RECORDS FOR THE TASK Start Marker
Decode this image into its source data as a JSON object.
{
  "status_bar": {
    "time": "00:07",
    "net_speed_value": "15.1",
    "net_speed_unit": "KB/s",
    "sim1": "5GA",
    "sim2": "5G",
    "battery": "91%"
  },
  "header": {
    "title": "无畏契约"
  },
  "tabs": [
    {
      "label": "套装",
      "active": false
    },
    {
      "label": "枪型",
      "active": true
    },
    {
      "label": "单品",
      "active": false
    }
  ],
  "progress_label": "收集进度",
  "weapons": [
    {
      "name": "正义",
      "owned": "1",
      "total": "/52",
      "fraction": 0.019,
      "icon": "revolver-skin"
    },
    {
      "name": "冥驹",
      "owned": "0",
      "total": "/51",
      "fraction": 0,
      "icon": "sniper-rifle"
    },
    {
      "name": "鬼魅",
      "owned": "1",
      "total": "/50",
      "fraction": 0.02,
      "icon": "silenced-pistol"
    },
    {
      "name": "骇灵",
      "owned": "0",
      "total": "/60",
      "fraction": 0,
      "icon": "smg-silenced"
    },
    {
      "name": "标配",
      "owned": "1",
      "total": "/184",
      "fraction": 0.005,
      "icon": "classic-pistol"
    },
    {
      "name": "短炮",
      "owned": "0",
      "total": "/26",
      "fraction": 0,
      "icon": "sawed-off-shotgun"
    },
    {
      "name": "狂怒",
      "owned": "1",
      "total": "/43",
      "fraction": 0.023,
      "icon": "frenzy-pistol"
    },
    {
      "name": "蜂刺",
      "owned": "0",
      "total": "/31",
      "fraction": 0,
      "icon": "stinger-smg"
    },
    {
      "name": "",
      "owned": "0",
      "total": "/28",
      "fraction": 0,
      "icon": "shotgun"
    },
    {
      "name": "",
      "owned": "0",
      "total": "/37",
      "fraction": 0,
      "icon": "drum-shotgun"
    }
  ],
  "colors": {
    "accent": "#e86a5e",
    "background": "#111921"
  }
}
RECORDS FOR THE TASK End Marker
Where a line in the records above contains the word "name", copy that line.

      "name": "正义",
      "name": "冥驹",
      "name": "鬼魅",
      "name": "骇灵",
      "name": "标配",
      "name": "短炮",
      "name": "狂怒",
      "name": "蜂刺",
      "name": "",
      "name": "",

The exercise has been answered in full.